** TASK PROMPT **
First find the line with "Enumerate this screenshot's", then reproduce it and all following lines of the data to the end, exactly and with no pictures, adding nothing.

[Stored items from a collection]

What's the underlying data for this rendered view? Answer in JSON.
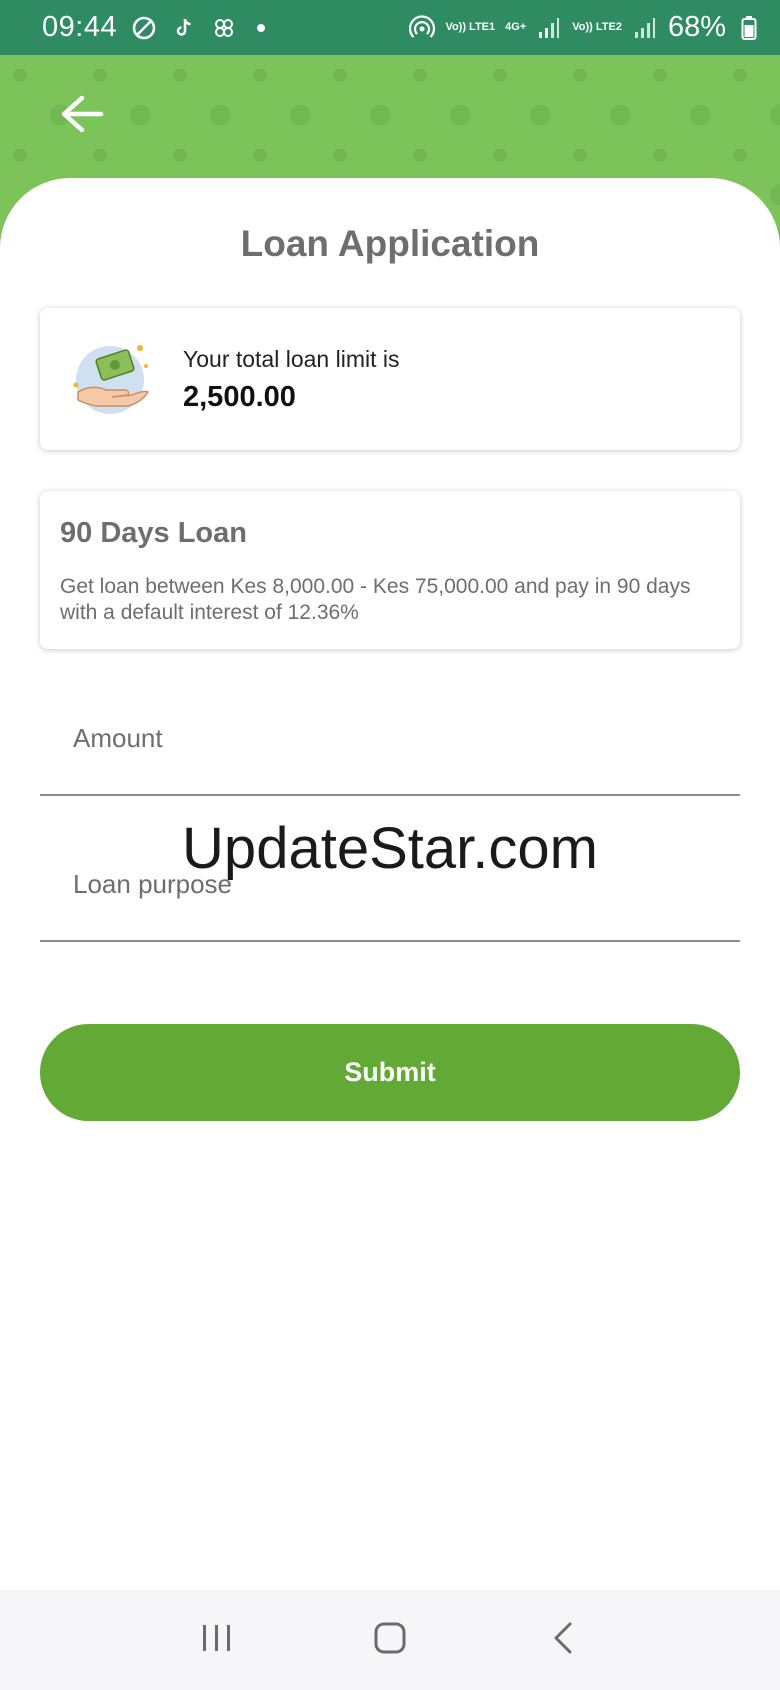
{
  "status_bar": {
    "time": "09:44",
    "network1": "Vo)) LTE1",
    "network2_type": "4G+",
    "network3": "Vo)) LTE2",
    "battery": "68%",
    "icons": [
      "no-disturb-icon",
      "tiktok-icon",
      "pinwheel-icon",
      "notification-dot-icon",
      "hotspot-icon",
      "signal-icon",
      "battery-icon"
    ]
  },
  "header": {
    "back_icon": "arrow-left-icon",
    "background_color": "#7cc35a"
  },
  "page": {
    "title": "Loan Application"
  },
  "limit_card": {
    "label": "Your total loan limit is",
    "amount": "2,500.00",
    "illustration": "hand-holding-money-icon"
  },
  "product_card": {
    "title": "90 Days Loan",
    "description": "Get loan between Kes 8,000.00 - Kes 75,000.00 and pay in 90 days with a default interest of 12.36%"
  },
  "form": {
    "amount_label": "Amount",
    "purpose_label": "Loan purpose",
    "submit_label": "Submit"
  },
  "watermark": "UpdateStar.com",
  "colors": {
    "status_bar": "#2e8b62",
    "accent": "#62a936",
    "text_muted": "#6e6e6e"
  },
  "nav_bar": {
    "icons": [
      "recent-apps-icon",
      "home-icon",
      "back-icon"
    ]
  }
}
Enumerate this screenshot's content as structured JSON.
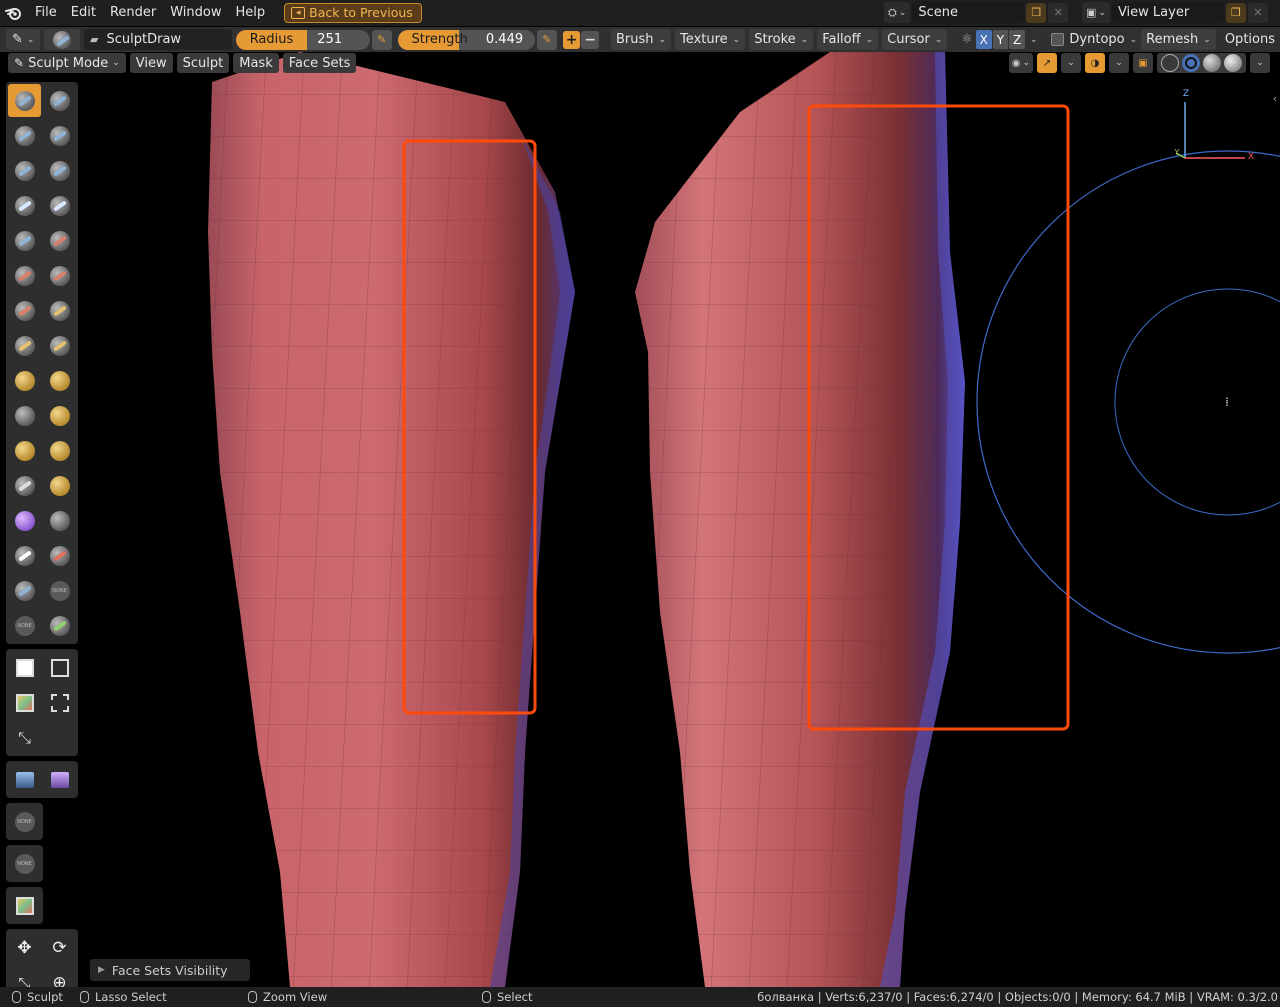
{
  "menubar": {
    "items": [
      "File",
      "Edit",
      "Render",
      "Window",
      "Help"
    ],
    "back_button": "Back to Previous",
    "scene": "Scene",
    "view_layer": "View Layer"
  },
  "toolheader": {
    "brush_name": "SculptDraw",
    "radius_label": "Radius",
    "radius_value": "251 px",
    "strength_label": "Strength",
    "strength_value": "0.449",
    "strength_fraction": 0.449,
    "dropdowns": [
      "Brush",
      "Texture",
      "Stroke",
      "Falloff",
      "Cursor"
    ],
    "axes": [
      "X",
      "Y",
      "Z"
    ],
    "dyntopo": "Dyntopo",
    "remesh": "Remesh",
    "options": "Options"
  },
  "viewport": {
    "mode": "Sculpt Mode",
    "menus": [
      "View",
      "Sculpt",
      "Mask",
      "Face Sets"
    ],
    "face_sets_panel": "Face Sets Visibility",
    "gizmo_axes": {
      "z": "Z",
      "y": "Y",
      "x": "X"
    }
  },
  "statusbar": {
    "mode": "Sculpt",
    "lasso": "Lasso Select",
    "zoom": "Zoom View",
    "select": "Select",
    "stats": "болванка | Verts:6,237/0 | Faces:6,274/0 | Objects:0/0 | Memory: 64.7 MiB | VRAM: 0.3/2.0"
  },
  "colors": {
    "accent": "#e69a34",
    "highlight_box": "#ff4a0a",
    "skin": "#c8646a"
  }
}
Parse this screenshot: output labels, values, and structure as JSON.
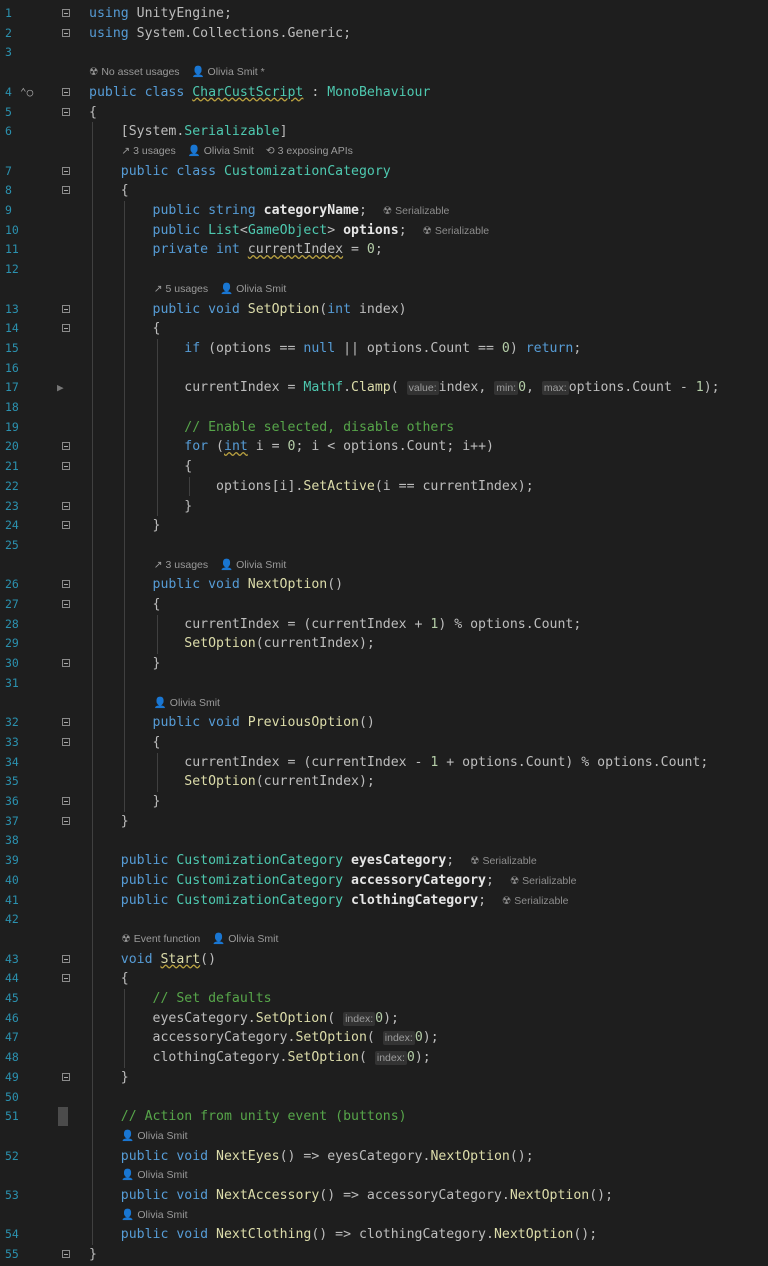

** RESPONSE FOR THIS EXERCISE **
Enumerate this screenshot's content as structured JSON.
{
  "menubar": {
    "items": [
      "File",
      "Edit",
      "Render",
      "Window",
      "Help"
    ],
    "back_button": "Back to Previous",
    "scene": "Scene",
    "view_layer": "View Layer"
  },
  "toolheader": {
    "brush_name": "SculptDraw",
    "radius_label": "Radius",
    "radius_value": "251 px",
    "strength_label": "Strength",
    "strength_value": "0.449",
    "strength_fraction": 0.449,
    "dropdowns": [
      "Brush",
      "Texture",
      "Stroke",
      "Falloff",
      "Cursor"
    ],
    "axes": [
      "X",
      "Y",
      "Z"
    ],
    "dyntopo": "Dyntopo",
    "remesh": "Remesh",
    "options": "Options"
  },
  "viewport": {
    "mode": "Sculpt Mode",
    "menus": [
      "View",
      "Sculpt",
      "Mask",
      "Face Sets"
    ],
    "face_sets_panel": "Face Sets Visibility",
    "gizmo_axes": {
      "z": "Z",
      "y": "Y",
      "x": "X"
    }
  },
  "statusbar": {
    "mode": "Sculpt",
    "lasso": "Lasso Select",
    "zoom": "Zoom View",
    "select": "Select",
    "stats": "болванка | Verts:6,237/0 | Faces:6,274/0 | Objects:0/0 | Memory: 64.7 MiB | VRAM: 0.3/2.0"
  },
  "colors": {
    "accent": "#e69a34",
    "highlight_box": "#ff4a0a",
    "skin": "#c8646a"
  }
}
Parse this screenshot: output labels, values, and structure as JSON.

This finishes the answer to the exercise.